|Inge King, “Celestial rings I” (2014), |
Sculpture by the Sea, Bondi 2016.
Photo Clyde Yee
Rings of Saturn
"Rings of Saturn is located in the Sir Rupert Hamer Garden, in the grounds of the Heide Museum of Modern Art in Bulleen, a suburb of Melbourne. Shortly after the dedication of this work, in August 2006, King said:
Working with Heide Museum for Rings of Saturn, firstly we agreed on a maquette. Then when I saw the site I knew I had to enlarge the work to do what I call 'conquer the landscape'. The Australian landscape is an enormously powerful landscape; vast and with clarity of atmosphere, and you never know in advance how work will look in it. The landscape grips my imagination – I try to measure my work against the vast spaces of this country. Conquering the landscape does not rely on scale but simplicity and clarity of form expressing inner strength and tension. If my sculpture is outdoors or in the public domain I like it to arouse people's curiosity to explore the work. Multidimensional objects look different from every angle. The exciting thing about outdoor sculpture is the change with the light, the weather... everything is in constant flux. It becomes almost a living entity"Wikipedia
This sculpture was commissioned in 2008 by ConnectEast as part of the EastLink collection. It is located at the junction of the EastLink Trail and the Dandenong Creek Trail, near the EastLink Motorway, Melbourne. It is made up of three steel rings, each 2.5 metres in diameter and painted red. It is intended that people can walk through the sculpture.
Inge Kings's best known sculpture is the monumental Forward Surge at the Melbourne Arts Centre. The sculpture was commissioned by the Victorian Arts Centre in 1974. Construction was completed in 1976, and the work was installed in its present position in 1981. It is made from 50mm mild steel and stands 5.2m high, 15.1m wide and 13.7m deep.

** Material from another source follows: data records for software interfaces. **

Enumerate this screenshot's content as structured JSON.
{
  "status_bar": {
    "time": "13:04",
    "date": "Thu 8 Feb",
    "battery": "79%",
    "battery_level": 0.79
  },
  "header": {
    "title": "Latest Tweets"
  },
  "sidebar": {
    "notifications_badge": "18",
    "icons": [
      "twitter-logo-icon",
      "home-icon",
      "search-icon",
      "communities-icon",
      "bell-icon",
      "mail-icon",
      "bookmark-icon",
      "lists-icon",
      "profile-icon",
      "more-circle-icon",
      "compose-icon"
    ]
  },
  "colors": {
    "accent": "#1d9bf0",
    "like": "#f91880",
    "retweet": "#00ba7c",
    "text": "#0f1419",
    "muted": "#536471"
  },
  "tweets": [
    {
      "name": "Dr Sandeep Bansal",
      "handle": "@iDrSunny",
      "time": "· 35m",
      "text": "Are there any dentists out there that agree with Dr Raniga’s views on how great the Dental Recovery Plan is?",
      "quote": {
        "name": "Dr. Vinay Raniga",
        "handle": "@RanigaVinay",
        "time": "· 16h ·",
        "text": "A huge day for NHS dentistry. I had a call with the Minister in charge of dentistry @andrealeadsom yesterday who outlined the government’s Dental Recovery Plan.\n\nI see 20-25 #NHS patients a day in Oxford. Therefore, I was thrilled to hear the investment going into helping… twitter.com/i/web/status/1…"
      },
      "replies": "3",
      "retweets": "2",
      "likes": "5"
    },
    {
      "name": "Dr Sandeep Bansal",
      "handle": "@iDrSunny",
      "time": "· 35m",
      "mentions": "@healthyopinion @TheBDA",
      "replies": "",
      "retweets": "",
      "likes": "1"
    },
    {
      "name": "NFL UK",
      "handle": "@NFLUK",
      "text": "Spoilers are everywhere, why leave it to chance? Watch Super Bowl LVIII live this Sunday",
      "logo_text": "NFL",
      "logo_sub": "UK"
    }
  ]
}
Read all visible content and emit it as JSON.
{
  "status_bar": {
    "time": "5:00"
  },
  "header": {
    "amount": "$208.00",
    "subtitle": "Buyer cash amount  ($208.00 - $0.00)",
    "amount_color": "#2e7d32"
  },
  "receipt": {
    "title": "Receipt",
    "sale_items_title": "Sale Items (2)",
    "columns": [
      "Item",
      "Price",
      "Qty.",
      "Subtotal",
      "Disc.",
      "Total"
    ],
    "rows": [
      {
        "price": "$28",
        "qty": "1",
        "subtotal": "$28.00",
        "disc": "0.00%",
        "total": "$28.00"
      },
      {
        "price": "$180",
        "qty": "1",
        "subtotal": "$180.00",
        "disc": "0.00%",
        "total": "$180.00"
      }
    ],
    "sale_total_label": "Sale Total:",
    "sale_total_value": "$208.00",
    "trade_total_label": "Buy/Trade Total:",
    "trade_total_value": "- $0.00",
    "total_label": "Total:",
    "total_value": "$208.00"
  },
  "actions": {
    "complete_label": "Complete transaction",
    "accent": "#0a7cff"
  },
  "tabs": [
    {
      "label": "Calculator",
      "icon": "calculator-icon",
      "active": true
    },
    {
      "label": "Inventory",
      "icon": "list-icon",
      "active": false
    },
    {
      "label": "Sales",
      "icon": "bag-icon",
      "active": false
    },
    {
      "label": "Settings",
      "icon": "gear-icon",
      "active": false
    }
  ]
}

This work was installed in 1980, on a small lawn outside the Union Building at the heart of the University of Melbourne. It is formed from 19mm steel, and consists of two upright steel circles, each 360 cm in diameter, and three folded metal planes; the total length is 6 metres. It provides the students with a unique resting place among its massive unfurling bands and is the focal point of one of the university's busiest outdoor spaces, the Union Lawn